A real time recession indicator constructed from a composite of leading economic indicators, high frequency economic data, and SP500 pricing models continues to suggest that the US economy is NOT in recession.
This composite indicator utilizes data from the Economic Cycle Research Institute (WLI, LEI), the Philadelphia Federal Reserve (Aruoba-Diebold-Scotti Business Conditions Index), and the Chicago Federal Reserve (Chicago Fed National Activity Index). Furthermore, two SP500 price models (one proprietary and one not) are monitored. The data from the regional Federal Reserves and the ECRI continue to firm to the positive. In addition, the priced based models are far from confirming a recession. Although not in recession territory, growth isn’t exactly robust either as most measures are hugging the zero lines.

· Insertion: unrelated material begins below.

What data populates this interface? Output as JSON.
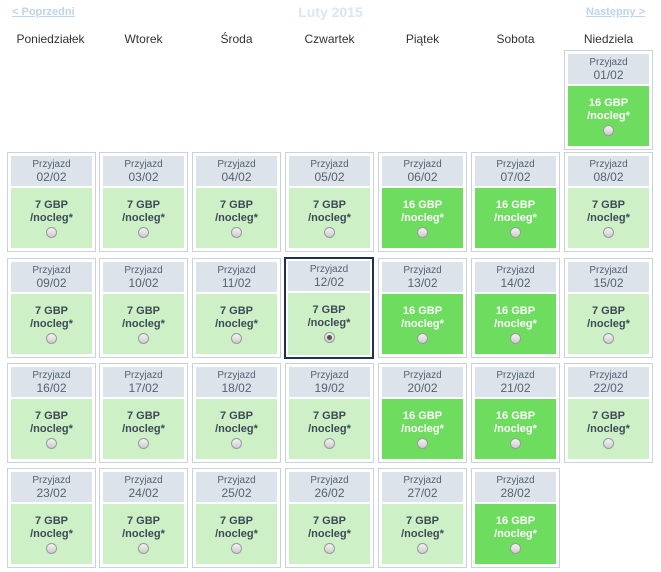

Figure 1 is a weekly chart of the SP500 with the composite Real Time Recession Indicator in the lower panel. With the indicator below the midline, the US economy is NOT in recession. Past and recent signals are shown. The 2011 signal turned out to be false and coincides with the launch of Operation Twist.
Figure 1. SP500/ weekly
Doug Short at dshort.com has posted some excellent work on the ECRI’s WLI, which has been all over the map since the Federal Reserve began expanding it’s balance sheet in 2009. Short has been extremely critical of Lakshman Achuthan, ECRI’s chief operations officer, as he made his recession call in September, 2011. Lakshman no doubt will be right but so is a broken clock — at least twice a day. Since ECRI’s call in September, 2011, the SP500 is up approximately 30%. Figure 2 is a weekly chart of the SP500 with ECRI’s WLI in the lower panel. The red labeled bars are those times that WLI suggested that the US economy was in recession. Since 2009, WLI has been better at predicting Fed intervention than the next recession. Of course, the Fed was intervening because the economic data was weak. But with the Fed sitting on the sidelines –remember they are already “all in” — one has to wonder what they are going to do the next time the economy weakens. In any case, WLI has improved for 12 straight weeks now, and one as to wonder, are we getting to the point where it should start to rollover? If so, will the slide in the economy see stocks rollover as well?
Figure 2. SP500/ weekly